■ What is expected:
Every line of the entries that holds the word "JSON" is to be copied.

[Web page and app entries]
····················

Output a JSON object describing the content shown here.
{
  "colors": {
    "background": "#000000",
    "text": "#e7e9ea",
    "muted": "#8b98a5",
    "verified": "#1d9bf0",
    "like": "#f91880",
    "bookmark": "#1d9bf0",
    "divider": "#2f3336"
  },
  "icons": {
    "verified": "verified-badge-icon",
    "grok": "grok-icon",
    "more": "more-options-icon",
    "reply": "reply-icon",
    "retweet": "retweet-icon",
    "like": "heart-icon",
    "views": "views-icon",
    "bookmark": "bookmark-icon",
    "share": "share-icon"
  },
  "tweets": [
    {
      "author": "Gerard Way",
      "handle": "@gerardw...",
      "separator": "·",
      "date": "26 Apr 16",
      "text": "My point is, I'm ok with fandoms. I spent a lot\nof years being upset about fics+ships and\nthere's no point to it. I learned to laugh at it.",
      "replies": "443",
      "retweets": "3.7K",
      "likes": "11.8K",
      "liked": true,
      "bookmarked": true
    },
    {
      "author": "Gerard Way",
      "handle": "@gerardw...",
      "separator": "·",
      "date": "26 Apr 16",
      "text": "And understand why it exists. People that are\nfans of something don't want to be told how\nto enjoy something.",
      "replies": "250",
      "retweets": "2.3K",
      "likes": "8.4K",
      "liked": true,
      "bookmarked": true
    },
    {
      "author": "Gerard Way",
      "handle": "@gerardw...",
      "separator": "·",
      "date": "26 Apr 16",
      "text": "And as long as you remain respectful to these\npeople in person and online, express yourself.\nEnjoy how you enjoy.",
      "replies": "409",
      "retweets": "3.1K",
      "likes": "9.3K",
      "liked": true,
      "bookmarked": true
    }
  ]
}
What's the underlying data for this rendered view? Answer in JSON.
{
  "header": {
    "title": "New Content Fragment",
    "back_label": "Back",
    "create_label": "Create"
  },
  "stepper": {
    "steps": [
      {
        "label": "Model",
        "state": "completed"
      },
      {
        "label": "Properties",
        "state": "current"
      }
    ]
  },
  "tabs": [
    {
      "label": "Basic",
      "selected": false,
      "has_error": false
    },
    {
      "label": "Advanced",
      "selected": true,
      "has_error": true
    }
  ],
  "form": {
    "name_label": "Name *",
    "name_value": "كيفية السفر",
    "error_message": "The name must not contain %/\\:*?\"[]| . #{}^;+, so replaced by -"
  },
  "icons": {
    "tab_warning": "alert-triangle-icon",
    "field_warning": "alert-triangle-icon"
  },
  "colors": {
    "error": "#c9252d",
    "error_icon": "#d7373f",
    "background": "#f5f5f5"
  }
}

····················

■ Problem solution:
Output a JSON object describing the content shown here.
What's the underlying data for this rendered view? Answer in JSON.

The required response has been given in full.